Financial markets were set to parse news that U.K. and EU leaders agreed that they should go “the extra mile” to try to find a compromise on a trade deal, following a Sunday phone conversation.
In a joint statement, U.K. Prime Minister Boris Johnson and Ursula von der Leyen, the president of the European Commission, acknowledged that “deadlines have been missed over and over” during protracted negotiations extending over the past 10 months on their future trade relationship.
Sunday had been viewed as a firm date for an agreement to occur or for a signal that a no-deal Brexit would be at hand with the Dec. 31 deadline for a pact to be struck looming.
The British pound appeared to react favorably, rising against the euro and the U.S. dollar in trade, on reports of an extension of talks.
In recent action on Sunday in New York, the pound
bought $1.3308, a again of 0.6% against dollars; and a euro
changed hands at €1.0978, down 0.6% against the British currency.
The U.K.’s FTSE 100
however, may face some resistance due to sterling’s weekend strengthening.
Exporters that tend not to rely on the U.K. market, such as pharmaceutical GlaxoSmithKline
and spirits maker Diageo, have gained when negative headlines about the possibility of a trade deal emerging, while financial institutions such as Lloyds Banking Group
The FTSE 100 closed Friday trade off 0.8% but was virtually unchanged for the week, but enough to snap a five-week win streak for the British bourse as hope for a deal supported some bullish buying in the past month.
Futures for U.S. stock-indexes were indicated higher as the rollout of Pfizer
vaccine candidate, after emergency-use authorization from the Food and Drug Administration, offered some grist for upbeat investors, overshadowing lack of progress on coronavirus fiscal relief and rising COVID-19 infections.
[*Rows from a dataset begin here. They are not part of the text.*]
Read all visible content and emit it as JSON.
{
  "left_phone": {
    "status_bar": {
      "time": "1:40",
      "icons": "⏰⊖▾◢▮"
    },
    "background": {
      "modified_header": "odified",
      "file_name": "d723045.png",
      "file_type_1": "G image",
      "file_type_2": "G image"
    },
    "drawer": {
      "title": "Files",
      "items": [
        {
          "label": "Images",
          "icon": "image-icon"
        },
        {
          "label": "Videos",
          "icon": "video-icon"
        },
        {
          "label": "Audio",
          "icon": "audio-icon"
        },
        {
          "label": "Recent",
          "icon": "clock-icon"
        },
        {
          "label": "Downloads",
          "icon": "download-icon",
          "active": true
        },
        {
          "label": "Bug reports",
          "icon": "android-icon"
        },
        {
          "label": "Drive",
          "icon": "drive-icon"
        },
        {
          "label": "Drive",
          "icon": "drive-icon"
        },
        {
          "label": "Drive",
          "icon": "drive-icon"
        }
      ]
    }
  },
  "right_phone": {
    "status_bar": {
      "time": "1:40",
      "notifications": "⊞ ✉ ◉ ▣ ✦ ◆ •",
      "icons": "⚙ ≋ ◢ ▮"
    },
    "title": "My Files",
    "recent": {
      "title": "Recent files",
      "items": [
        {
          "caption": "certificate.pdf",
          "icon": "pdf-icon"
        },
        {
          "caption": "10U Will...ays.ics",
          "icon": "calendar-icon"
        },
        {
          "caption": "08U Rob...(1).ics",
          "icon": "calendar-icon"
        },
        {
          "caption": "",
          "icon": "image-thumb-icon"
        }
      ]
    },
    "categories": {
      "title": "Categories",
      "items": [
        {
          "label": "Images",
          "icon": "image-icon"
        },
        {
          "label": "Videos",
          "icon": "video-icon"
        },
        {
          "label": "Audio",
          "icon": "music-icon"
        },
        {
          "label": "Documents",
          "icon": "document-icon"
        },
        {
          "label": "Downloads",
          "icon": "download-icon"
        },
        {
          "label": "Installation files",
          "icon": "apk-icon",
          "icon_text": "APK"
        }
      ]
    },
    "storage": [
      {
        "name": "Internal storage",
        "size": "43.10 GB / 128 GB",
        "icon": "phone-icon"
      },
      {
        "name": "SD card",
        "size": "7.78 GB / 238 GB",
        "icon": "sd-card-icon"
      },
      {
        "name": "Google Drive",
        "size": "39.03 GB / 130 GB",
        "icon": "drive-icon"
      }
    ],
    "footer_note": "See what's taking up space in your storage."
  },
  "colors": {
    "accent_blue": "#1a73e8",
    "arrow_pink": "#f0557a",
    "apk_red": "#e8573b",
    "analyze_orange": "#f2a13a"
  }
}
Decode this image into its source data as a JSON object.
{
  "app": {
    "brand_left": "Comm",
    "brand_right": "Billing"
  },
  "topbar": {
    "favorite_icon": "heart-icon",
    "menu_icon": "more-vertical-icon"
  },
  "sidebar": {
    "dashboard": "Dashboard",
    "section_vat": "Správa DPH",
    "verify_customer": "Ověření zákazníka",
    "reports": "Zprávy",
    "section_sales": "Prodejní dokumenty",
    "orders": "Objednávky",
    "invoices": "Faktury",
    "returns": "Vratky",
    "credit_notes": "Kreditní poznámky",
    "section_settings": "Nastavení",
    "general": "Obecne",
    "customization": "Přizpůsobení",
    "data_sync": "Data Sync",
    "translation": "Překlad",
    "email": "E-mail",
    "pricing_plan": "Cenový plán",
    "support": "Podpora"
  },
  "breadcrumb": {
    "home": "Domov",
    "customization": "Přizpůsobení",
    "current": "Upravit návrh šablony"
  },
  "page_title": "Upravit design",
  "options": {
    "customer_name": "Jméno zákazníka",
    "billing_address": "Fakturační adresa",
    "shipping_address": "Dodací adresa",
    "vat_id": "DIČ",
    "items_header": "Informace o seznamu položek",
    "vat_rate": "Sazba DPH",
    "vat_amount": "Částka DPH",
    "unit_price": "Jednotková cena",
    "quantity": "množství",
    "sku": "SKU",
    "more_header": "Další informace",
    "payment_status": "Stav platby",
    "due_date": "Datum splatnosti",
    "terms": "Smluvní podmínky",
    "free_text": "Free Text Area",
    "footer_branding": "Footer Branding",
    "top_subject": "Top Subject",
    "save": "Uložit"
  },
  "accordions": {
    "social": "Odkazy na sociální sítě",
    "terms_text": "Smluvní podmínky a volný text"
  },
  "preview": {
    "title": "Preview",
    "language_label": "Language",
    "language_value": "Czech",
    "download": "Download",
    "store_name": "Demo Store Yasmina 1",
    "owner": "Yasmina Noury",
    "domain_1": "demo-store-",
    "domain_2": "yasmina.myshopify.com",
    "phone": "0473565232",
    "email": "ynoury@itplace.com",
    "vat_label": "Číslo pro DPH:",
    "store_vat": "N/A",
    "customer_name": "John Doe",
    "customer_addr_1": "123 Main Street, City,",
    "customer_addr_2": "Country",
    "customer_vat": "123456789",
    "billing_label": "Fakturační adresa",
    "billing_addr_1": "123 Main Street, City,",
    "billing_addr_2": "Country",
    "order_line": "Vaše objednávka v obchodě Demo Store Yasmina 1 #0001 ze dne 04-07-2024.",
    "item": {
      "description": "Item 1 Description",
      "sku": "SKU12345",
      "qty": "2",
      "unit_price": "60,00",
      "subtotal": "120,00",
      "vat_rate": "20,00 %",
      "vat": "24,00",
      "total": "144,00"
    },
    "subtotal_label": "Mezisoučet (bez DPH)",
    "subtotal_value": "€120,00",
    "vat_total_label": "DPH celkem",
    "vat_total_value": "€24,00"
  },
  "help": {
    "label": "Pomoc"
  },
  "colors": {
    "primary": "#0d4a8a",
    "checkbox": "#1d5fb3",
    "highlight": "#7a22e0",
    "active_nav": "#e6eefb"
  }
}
In fact, the viral pandemic has taken much of the spotlight away from tensions surrounding Brexit, which would otherwise be seen as a main point of risk for investors.
Prime Minister Johnson cautioned on Sunday that the two sides were “still very far apart on some key things.”
U.K. and EU negotiators have been at loggerheads on the issue of European fishermen’s rights to trawl in British waters, and on the regulatory “level playing field” by which the U.K. should abide as the price of accessing the European market.
Germany was the second-highest export market for goods for the U.K. last year, and the No. 1 source of U.K. imported goods. The Netherlands and France also were top five markets for both exports and imports for the U.K.
The total rise in barriers will shoot up to about 9% of trade volumes, both for U.K. exports to the EU, and EU exports to the U.K., according to an earlier estimate from Oxford Economics. A free-trade pact would also have resulted in more barriers, through customs administration and regulatory barriers for example, that would equal about 4.5% of current trade volumes, the economists estimated.
“The UK could negotiate with the EU all the way through the year-end and still possibly avoid a ‘no trade deal Brexit’,” wrote Citigroup researchers in a report from its CIO group, including David Bailin, chief investment officer.
“An EU trade agreement was never going to be ‘all encompassing’ and therefore definitive for the UK’s economic future. The pound could still move sharply on a ‘deal’ or ‘no deal’ event, with all the action coming fast and unpredictably,” Citi’s team wrote, in the Sunday research note.